But, the settlement marks the moment in time that we can close one book and open another.  And that will have to be enough.

Beautiful, aren’t they?  Well, they all had to be composted due to the spray.

No joy in Mudville?
I think I speak for both of us when I say that we did not enjoy seeking compensation and we really took no pleasure in the process of trying to make someone pay for a perceived wrong.  We are not vindictive people by nature.  It wasn’t fun.  And, I haven’t got even an inkling of a feeling that I want to gloat or celebrate because we have reached a settlement.  It was just simply that this was something that needed to be done.  Chemical misapplication is a serious issue that hasn’t been given appropriate consideration.  Failure on our part to follow through would only perpetuate that problem.  So, we felt we had no choice but to go through this process.

But, maybe there are things to be joyful about?
There are so many other things that we should be happy about.  We are glad that this is done.  We were pleased with our legal representative, Tom Verhulst.  We are grateful for all of the support we received from others (thank you all!).  And, we take a certain amount of pride in our ability as a farm to weather the difficulty and continue to make adjustments and be successful.  We’ve had good people working for us, good people in our CSA and buying our products and we’ve had good people supporting us in many other ways.  And, as of the end of July, the section of our farm that is in transition (3 years) due to the spray will again be certified organic.

An ill wind.
It’s an ill wind that blows nobody any good.  Well, maybe there is some good to be had here and it takes the form of our ability to now focus on trying to work on the overall problem that we face with chemical misapplication in agriculture/horticulture.

Learning is always good.
Another positive that we can get from this is that we did a great deal of learning during this process.  Here are a few things we’ve learned.

1. Heartfelt concern is healing
A heartfelt apology and expressions of concern can go a long ways toward atonement and healing.  We hope we take this lesson and apply it any time it is appropriate.  We are realizing that this whole thing could have played out so much differently if any of the parties involved could have shown some real concern for our well-being.  But, we suspect that the fear of litigation causes people to clam up.  After all, concern can become an indication of guilt, I guess.

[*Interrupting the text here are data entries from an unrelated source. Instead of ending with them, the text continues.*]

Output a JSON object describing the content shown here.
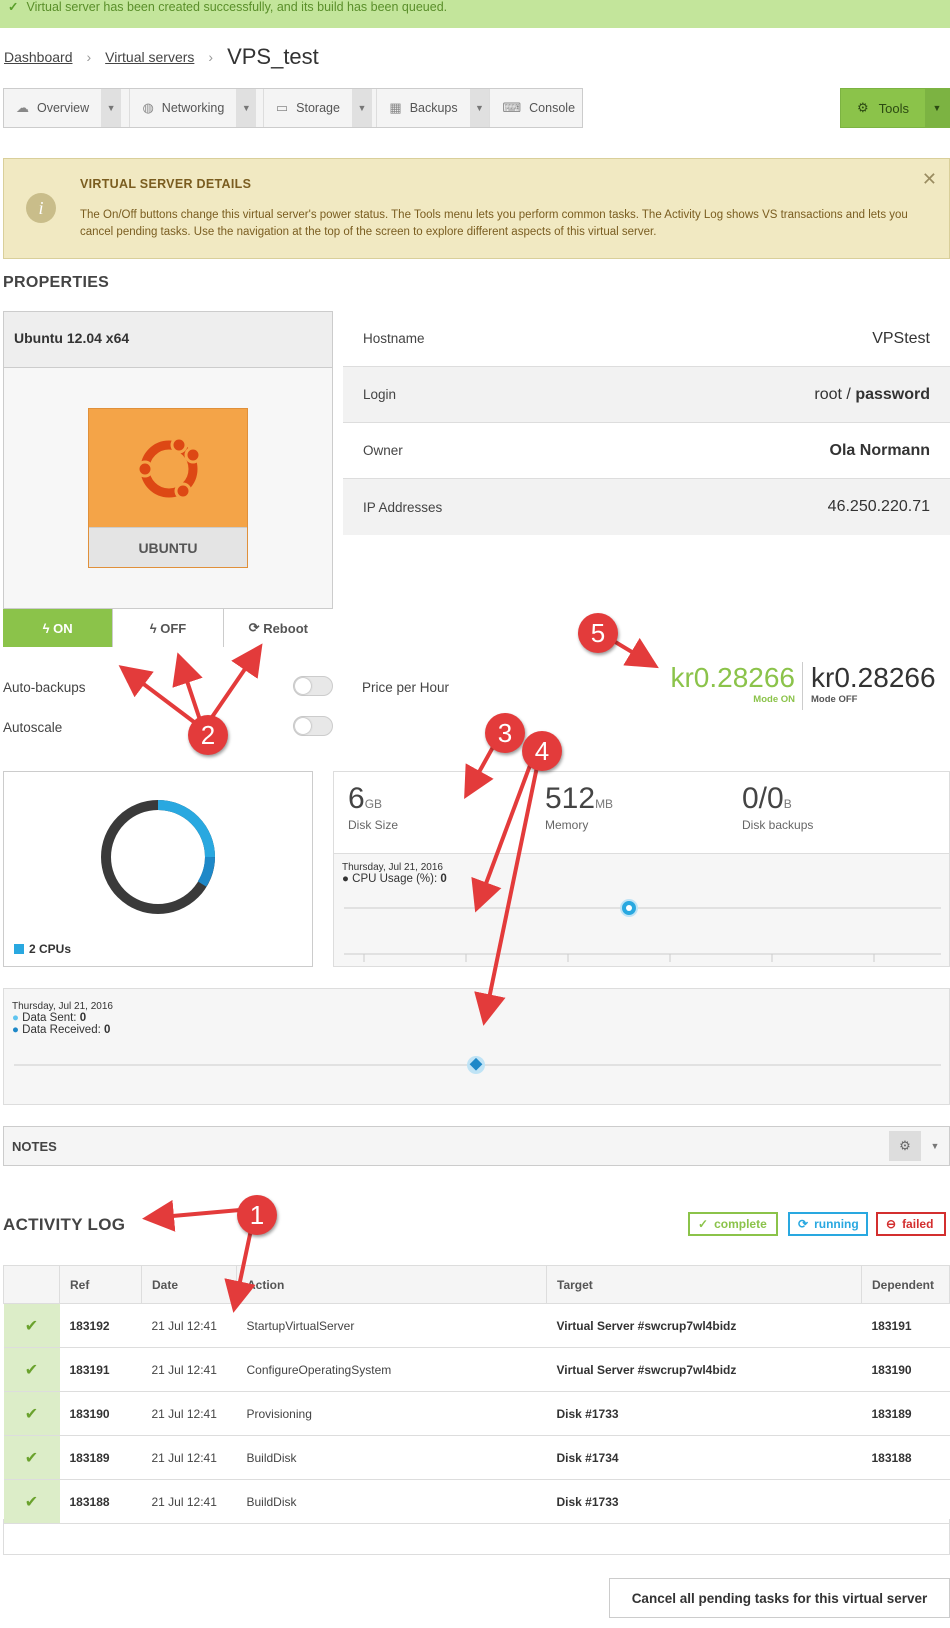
{
  "flash": {
    "message": "Virtual server has been created successfully, and its build has been queued."
  },
  "breadcrumb": {
    "dashboard": "Dashboard",
    "servers": "Virtual servers",
    "current": "VPS_test"
  },
  "tabs": [
    {
      "label": "Overview"
    },
    {
      "label": "Networking"
    },
    {
      "label": "Storage"
    },
    {
      "label": "Backups"
    },
    {
      "label": "Console"
    }
  ],
  "tools": {
    "label": "Tools"
  },
  "notice": {
    "title": "VIRTUAL SERVER DETAILS",
    "text": "The On/Off buttons change this virtual server's power status. The Tools menu lets you perform common tasks. The Activity Log shows VS transactions and lets you cancel pending tasks. Use the navigation at the top of the screen to explore different aspects of this virtual server."
  },
  "properties": {
    "heading": "PROPERTIES",
    "os_title": "Ubuntu 12.04 x64",
    "os_logo": "UBUNTU",
    "power": {
      "on": "ON",
      "off": "OFF",
      "reboot": "Reboot"
    },
    "rows": [
      {
        "k": "Hostname",
        "v": "VPStest"
      },
      {
        "k": "Login",
        "v1": "root",
        "sep": " / ",
        "v2": "password"
      },
      {
        "k": "Owner",
        "v": "Ola Normann"
      },
      {
        "k": "IP Addresses",
        "v": "46.250.220.71"
      }
    ],
    "auto_backups": "Auto-backups",
    "autoscale": "Autoscale",
    "price_label": "Price per Hour",
    "price_on": "kr0.28266",
    "price_on_mode": "Mode ON",
    "price_off": "kr0.28266",
    "price_off_mode": "Mode OFF"
  },
  "cpu": {
    "legend": "2 CPUs"
  },
  "stats": {
    "disk": {
      "value": "6",
      "unit": "GB",
      "label": "Disk Size"
    },
    "memory": {
      "value": "512",
      "unit": "MB",
      "label": "Memory"
    },
    "backups": {
      "value": "0/0",
      "unit": "B",
      "label": "Disk backups"
    }
  },
  "cpu_chart": {
    "date": "Thursday, Jul 21, 2016",
    "series": "CPU Usage (%):",
    "value": "0"
  },
  "net_chart": {
    "date": "Thursday, Jul 21, 2016",
    "sent": "Data Sent:",
    "sent_v": "0",
    "recv": "Data Received:",
    "recv_v": "0"
  },
  "notes": {
    "title": "NOTES"
  },
  "activity": {
    "heading": "ACTIVITY LOG",
    "complete": "complete",
    "running": "running",
    "failed": "failed",
    "columns": [
      "Ref",
      "Date",
      "Action",
      "Target",
      "Dependent"
    ],
    "rows": [
      {
        "ref": "183192",
        "date": "21 Jul 12:41",
        "action": "StartupVirtualServer",
        "target": "Virtual Server #swcrup7wl4bidz",
        "dep": "183191"
      },
      {
        "ref": "183191",
        "date": "21 Jul 12:41",
        "action": "ConfigureOperatingSystem",
        "target": "Virtual Server #swcrup7wl4bidz",
        "dep": "183190"
      },
      {
        "ref": "183190",
        "date": "21 Jul 12:41",
        "action": "Provisioning",
        "target": "Disk #1733",
        "dep": "183189"
      },
      {
        "ref": "183189",
        "date": "21 Jul 12:41",
        "action": "BuildDisk",
        "target": "Disk #1734",
        "dep": "183188"
      },
      {
        "ref": "183188",
        "date": "21 Jul 12:41",
        "action": "BuildDisk",
        "target": "Disk #1733",
        "dep": ""
      }
    ]
  },
  "cancel": {
    "label": "Cancel all pending tasks for this virtual server"
  },
  "callouts": [
    "1",
    "2",
    "3",
    "4",
    "5"
  ]
}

A lack of pollinators reduced this wildflower planting to a few specimens, we will need to replant.

2. Our pollinators need us to pay some attention to them
We were reminded how important native pollinator populations are.  The picture of wildflowers was taken just prior to the spraying event.  Pollinators were gathering.  They were killed by the spraying and that left us with a number of infertile seed.  This patch declined significantly the following years.  We’ll have to replant, that’s all there is to it.

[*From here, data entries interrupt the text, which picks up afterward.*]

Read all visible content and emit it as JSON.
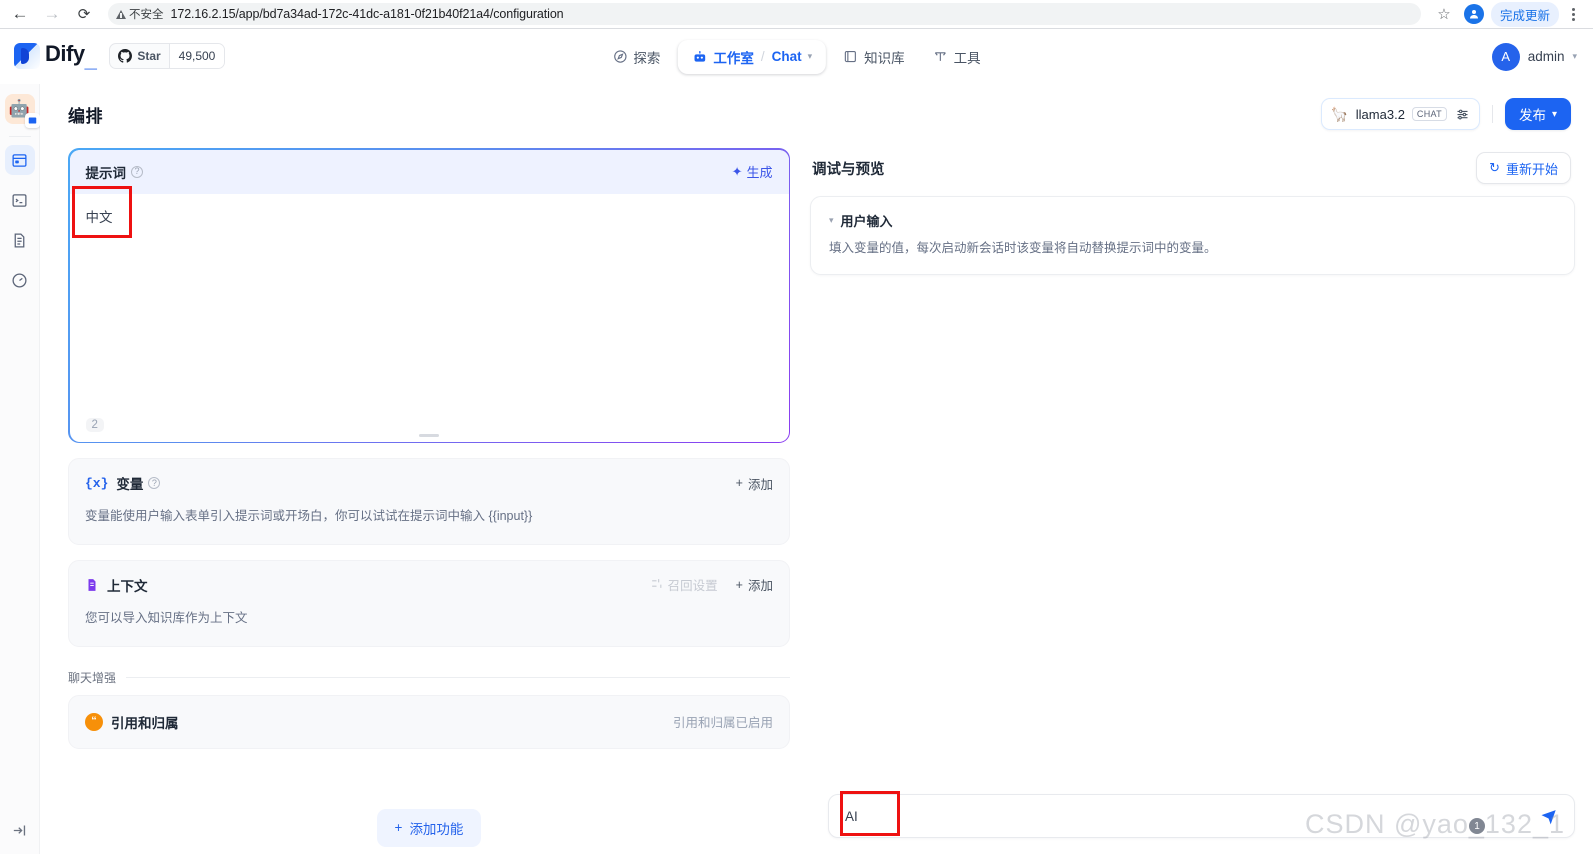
{
  "browser": {
    "back_icon": "back-arrow-icon",
    "forward_icon": "forward-arrow-icon",
    "reload_icon": "reload-icon",
    "security_label": "不安全",
    "url": "172.16.2.15/app/bd7a34ad-172c-41dc-a181-0f21b40f21a4/configuration",
    "bookmark_icon": "star-icon",
    "profile_icon": "profile-avatar-icon",
    "update_button": "完成更新",
    "menu_icon": "kebab-menu-icon"
  },
  "header": {
    "brand": "Dify",
    "brand_suffix": "_",
    "github": {
      "label": "Star",
      "count": "49,500",
      "icon": "github-icon"
    },
    "nav": [
      {
        "id": "explore",
        "label": "探索",
        "icon": "compass-icon",
        "active": false
      },
      {
        "id": "studio",
        "label": "工作室",
        "icon": "robot-icon",
        "active": true
      },
      {
        "id": "separator",
        "label": "/"
      },
      {
        "id": "chat",
        "label": "Chat",
        "icon": "chevron-down-icon",
        "active": true
      },
      {
        "id": "knowledge",
        "label": "知识库",
        "icon": "book-icon",
        "active": false
      },
      {
        "id": "tools",
        "label": "工具",
        "icon": "tool-icon",
        "active": false
      }
    ],
    "user": {
      "initial": "A",
      "name": "admin"
    }
  },
  "rail": {
    "app_icon": "app-robot-avatar",
    "app_badge_icon": "app-type-badge-icon",
    "items": [
      {
        "id": "orchestrate",
        "icon": "orchestrate-window-icon",
        "active": true
      },
      {
        "id": "api-access",
        "icon": "terminal-icon",
        "active": false
      },
      {
        "id": "logs",
        "icon": "logs-document-icon",
        "active": false
      },
      {
        "id": "monitoring",
        "icon": "gauge-icon",
        "active": false
      }
    ],
    "collapse_icon": "collapse-panel-icon"
  },
  "workspace": {
    "page_title": "编排",
    "model_selector": {
      "icon": "llama-icon",
      "name": "llama3.2",
      "badge": "CHAT",
      "settings_icon": "sliders-icon"
    },
    "publish_button": {
      "label": "发布",
      "caret_icon": "chevron-down-icon"
    }
  },
  "prompt_panel": {
    "title": "提示词",
    "info_icon": "info-icon",
    "generate_button": {
      "label": "生成",
      "icon": "sparkle-icon"
    },
    "content": "中文",
    "char_count": "2",
    "resize_handle": "resize-grip"
  },
  "variables_panel": {
    "icon": "variable-braces-icon",
    "title": "变量",
    "info_icon": "info-icon",
    "add_button": "添加",
    "description": "变量能使用户输入表单引入提示词或开场白，你可以试试在提示词中输入 {{input}}"
  },
  "context_panel": {
    "icon": "context-document-icon",
    "title": "上下文",
    "retrieval_button": {
      "label": "召回设置",
      "icon": "retrieval-icon",
      "disabled": true
    },
    "add_button": "添加",
    "description": "您可以导入知识库作为上下文"
  },
  "chat_enhance": {
    "section_label": "聊天增强",
    "feature": {
      "icon": "citation-quote-icon",
      "title": "引用和归属",
      "status": "引用和归属已启用"
    },
    "add_feature_button": {
      "label": "添加功能",
      "icon": "plus-icon"
    }
  },
  "preview_panel": {
    "title": "调试与预览",
    "restart_button": {
      "label": "重新开始",
      "icon": "refresh-icon"
    },
    "user_input": {
      "chevron_icon": "chevron-down-icon",
      "title": "用户输入",
      "description": "填入变量的值，每次启动新会话时该变量将自动替换提示词中的变量。"
    },
    "chat_input": {
      "value": "AI",
      "send_icon": "send-arrow-icon"
    }
  },
  "watermark": {
    "text": "CSDN @yao_132_1"
  }
}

3. If you won’t stand up for yourself, stand up for others.
We learned that, sometimes, when you stand up for yourself, you are standing up for others.

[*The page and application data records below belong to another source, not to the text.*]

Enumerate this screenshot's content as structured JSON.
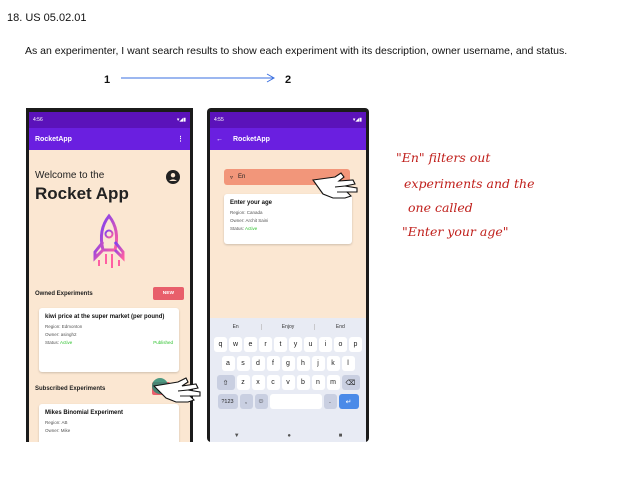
{
  "header": {
    "number": "18. US 05.02.01",
    "story": "As an experimenter, I want search results to show each experiment with its description, owner username, and status."
  },
  "flow": {
    "step_from": "1",
    "step_to": "2"
  },
  "screen1": {
    "status_time": "4:56",
    "app_name": "RocketApp",
    "welcome": "Welcome to the",
    "title": "Rocket App",
    "owned_label": "Owned Experiments",
    "new_button": "NEW",
    "owned_card": {
      "title": "kiwi price at the super market (per pound)",
      "region": "Region: Edmonton",
      "owner": "Owner: asingh2",
      "status_label": "Status:",
      "status_value": "Active",
      "published": "Published"
    },
    "subscribed_label": "Subscribed Experiments",
    "search_button": "SE",
    "subscribed_card": {
      "title": "Mikes Binomial Experiment",
      "region": "Region: AB",
      "owner": "Owner: Mike"
    }
  },
  "screen2": {
    "status_time": "4:55",
    "app_name": "RocketApp",
    "search_value": "En",
    "result_card": {
      "title": "Enter your age",
      "region": "Region: Canada",
      "owner": "Owner: Archit Saini",
      "status_label": "Status:",
      "status_value": "Active"
    },
    "keyboard": {
      "suggestions": [
        "En",
        "Enjoy",
        "End"
      ],
      "row1": [
        "q",
        "w",
        "e",
        "r",
        "t",
        "y",
        "u",
        "i",
        "o",
        "p"
      ],
      "row2": [
        "a",
        "s",
        "d",
        "f",
        "g",
        "h",
        "j",
        "k",
        "l"
      ],
      "row3": [
        "z",
        "x",
        "c",
        "v",
        "b",
        "n",
        "m"
      ],
      "symbols_key": "?123",
      "comma_key": ",",
      "period_key": "."
    }
  },
  "annotation": {
    "line1": "\"En\" filters out",
    "line2": "experiments and the",
    "line3": "one called",
    "line4": "\"Enter your age\""
  },
  "colors": {
    "status_bar": "#5b12ba",
    "app_bar": "#6a1fe0",
    "screen_bg": "#fbe7d2",
    "accent_pill": "#e85f6b",
    "search_bg": "#f2967a",
    "active_green": "#2ec22e",
    "annotation_red": "#c0201c"
  }
}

So many people who experience chemical misapplication situations give up on the process of reporting and pursuing change.  We understand how that happens.  You’re busy and it isn’t fun to do this.  You don’t want to confront your neighbors or local cooperatives about the problem.  It takes effort to figure out how and to whom you report.  And, then, there is the follow through to get compensation for losses.  It’s often easier to chalk it up as another of life’s lessons and try to move on.  After all, you can always grump about it to sympathetic ears, but that doesn’t leave room for forgiveness and growth.

But, this is the problem:  If there is no accountability, there will be no change.  People who are impacted by chemical misapplication need to stand up.  They do not need to do this for themselves.  Instead, they need to do this so the situation for everyone changes.

It’s Just Beginning
We don’t want this to happen again.  Not to us.  Not to anyone.

It’s time to start making some noise.  And, we’d like you to join us in doing so.